## What is required
Count lines with "copy" below; give only the number.
+++
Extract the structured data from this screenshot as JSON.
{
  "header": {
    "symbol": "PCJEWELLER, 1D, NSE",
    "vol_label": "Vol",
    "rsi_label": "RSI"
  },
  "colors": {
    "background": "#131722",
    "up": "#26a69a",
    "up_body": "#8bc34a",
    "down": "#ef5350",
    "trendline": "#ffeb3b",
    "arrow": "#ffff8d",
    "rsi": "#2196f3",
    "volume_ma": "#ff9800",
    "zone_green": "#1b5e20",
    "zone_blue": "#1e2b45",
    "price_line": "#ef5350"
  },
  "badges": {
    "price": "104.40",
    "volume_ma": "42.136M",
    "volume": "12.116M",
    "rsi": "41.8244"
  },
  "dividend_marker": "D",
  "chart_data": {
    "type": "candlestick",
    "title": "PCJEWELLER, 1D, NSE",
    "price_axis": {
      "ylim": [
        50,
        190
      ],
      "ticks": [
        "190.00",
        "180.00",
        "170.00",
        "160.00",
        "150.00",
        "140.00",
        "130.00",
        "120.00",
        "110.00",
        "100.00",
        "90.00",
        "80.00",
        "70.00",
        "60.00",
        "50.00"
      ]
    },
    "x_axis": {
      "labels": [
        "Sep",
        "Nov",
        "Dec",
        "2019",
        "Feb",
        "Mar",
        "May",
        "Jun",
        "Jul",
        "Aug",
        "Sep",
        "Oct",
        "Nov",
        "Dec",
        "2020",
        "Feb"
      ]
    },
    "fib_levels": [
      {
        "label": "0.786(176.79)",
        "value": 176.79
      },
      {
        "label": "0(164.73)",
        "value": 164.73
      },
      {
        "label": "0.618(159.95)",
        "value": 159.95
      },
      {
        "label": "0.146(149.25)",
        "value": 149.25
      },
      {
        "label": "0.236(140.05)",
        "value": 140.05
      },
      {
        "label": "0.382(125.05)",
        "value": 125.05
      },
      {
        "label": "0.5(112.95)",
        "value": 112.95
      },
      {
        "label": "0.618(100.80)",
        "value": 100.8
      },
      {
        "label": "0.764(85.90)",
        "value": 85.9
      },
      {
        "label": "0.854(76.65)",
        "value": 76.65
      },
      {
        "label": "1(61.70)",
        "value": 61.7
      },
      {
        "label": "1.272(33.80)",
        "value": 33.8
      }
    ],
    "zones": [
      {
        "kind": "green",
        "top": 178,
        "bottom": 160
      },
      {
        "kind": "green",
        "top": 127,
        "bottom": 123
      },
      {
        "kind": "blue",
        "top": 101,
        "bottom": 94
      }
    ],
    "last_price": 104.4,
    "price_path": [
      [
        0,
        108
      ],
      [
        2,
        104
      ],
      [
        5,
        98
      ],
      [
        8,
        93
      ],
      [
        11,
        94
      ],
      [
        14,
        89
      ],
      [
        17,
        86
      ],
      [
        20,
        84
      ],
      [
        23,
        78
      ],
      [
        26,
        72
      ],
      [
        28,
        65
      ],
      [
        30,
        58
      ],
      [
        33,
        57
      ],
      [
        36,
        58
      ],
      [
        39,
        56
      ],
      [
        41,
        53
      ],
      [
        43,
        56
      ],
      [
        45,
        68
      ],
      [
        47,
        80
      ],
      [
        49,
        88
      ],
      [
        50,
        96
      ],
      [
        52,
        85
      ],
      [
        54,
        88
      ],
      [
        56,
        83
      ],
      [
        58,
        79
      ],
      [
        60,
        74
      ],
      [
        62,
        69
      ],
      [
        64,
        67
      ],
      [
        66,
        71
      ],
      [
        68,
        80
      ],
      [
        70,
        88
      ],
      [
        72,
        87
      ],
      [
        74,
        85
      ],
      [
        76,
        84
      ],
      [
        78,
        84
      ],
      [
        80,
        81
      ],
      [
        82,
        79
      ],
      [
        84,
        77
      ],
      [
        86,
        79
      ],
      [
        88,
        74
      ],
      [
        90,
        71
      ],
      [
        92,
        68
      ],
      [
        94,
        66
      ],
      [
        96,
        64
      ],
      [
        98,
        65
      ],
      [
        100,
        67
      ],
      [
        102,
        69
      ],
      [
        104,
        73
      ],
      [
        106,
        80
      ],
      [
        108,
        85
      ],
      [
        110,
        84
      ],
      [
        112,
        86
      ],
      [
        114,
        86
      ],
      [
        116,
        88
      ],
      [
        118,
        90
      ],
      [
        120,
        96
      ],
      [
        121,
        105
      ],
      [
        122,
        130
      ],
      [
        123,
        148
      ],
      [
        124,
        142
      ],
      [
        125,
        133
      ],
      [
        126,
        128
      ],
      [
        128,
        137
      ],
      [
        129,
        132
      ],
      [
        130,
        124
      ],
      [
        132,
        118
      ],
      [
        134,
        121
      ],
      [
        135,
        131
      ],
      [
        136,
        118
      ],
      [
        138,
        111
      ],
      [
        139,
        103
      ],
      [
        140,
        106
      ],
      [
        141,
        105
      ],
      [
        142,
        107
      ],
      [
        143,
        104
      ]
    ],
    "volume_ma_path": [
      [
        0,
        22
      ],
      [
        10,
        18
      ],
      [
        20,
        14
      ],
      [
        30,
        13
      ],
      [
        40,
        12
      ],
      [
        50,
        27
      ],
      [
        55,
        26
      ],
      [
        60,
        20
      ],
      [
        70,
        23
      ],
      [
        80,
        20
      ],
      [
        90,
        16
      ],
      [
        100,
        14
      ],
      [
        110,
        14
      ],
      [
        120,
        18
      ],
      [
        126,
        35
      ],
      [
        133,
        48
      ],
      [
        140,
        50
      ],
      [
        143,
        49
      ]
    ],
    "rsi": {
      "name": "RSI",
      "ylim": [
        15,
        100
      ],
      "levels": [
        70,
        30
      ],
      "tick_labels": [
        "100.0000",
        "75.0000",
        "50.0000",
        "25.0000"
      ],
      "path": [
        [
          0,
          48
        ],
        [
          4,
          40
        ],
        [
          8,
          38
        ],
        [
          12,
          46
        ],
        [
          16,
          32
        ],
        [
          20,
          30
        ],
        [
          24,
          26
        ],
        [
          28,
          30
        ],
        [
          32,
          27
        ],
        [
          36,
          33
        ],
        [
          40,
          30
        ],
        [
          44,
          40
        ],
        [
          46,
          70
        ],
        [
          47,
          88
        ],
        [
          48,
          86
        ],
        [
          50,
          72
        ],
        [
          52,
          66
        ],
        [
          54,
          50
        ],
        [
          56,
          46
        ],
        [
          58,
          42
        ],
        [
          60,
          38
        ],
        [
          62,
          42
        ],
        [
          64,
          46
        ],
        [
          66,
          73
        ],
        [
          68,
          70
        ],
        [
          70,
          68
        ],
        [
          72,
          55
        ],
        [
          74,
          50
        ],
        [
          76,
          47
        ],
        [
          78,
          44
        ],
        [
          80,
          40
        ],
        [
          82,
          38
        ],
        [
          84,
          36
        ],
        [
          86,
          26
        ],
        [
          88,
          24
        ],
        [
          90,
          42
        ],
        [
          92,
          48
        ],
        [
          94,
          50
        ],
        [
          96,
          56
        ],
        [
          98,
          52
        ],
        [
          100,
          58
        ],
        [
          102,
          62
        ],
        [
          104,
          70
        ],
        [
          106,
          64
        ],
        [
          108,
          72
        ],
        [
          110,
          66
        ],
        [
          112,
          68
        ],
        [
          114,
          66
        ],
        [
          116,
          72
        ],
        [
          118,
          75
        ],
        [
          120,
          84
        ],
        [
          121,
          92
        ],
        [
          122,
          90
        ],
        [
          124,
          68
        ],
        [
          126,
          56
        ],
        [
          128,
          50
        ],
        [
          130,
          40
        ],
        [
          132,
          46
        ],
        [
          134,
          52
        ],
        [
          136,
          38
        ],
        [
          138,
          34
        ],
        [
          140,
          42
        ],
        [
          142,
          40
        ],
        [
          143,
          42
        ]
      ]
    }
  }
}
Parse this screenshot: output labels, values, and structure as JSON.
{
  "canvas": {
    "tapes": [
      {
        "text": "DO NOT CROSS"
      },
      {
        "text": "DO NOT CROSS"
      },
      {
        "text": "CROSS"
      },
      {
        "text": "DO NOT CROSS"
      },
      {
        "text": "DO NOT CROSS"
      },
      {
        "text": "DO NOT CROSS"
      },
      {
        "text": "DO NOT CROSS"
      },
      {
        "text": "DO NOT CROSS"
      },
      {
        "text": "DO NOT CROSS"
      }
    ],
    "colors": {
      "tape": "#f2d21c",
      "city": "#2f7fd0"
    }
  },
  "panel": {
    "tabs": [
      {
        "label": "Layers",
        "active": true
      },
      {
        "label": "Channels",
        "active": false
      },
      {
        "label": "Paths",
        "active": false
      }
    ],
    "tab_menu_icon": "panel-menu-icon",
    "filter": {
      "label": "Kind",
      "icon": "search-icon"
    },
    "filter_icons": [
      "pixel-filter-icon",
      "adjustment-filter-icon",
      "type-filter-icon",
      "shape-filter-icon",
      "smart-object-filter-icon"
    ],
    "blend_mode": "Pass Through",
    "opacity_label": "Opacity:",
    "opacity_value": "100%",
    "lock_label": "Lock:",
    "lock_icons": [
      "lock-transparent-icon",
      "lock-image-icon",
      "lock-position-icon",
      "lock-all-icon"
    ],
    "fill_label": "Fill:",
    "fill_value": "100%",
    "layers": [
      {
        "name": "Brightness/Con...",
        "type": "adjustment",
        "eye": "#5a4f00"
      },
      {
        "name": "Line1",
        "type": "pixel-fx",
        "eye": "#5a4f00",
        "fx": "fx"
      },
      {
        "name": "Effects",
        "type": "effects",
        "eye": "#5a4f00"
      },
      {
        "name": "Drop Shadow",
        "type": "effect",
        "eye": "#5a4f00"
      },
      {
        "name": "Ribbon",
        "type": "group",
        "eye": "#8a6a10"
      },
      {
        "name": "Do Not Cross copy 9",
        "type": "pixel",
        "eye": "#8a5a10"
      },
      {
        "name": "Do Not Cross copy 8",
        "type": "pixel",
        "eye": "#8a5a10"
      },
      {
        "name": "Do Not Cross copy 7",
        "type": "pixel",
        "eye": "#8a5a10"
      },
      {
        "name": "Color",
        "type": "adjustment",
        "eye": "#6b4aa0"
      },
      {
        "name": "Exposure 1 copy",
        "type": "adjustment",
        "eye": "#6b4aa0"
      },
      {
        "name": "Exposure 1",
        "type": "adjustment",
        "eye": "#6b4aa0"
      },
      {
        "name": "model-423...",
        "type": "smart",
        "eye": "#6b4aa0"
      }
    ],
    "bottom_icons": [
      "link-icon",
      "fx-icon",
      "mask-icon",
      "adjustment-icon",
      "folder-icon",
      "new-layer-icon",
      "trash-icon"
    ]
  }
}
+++
## Response to this exercise
4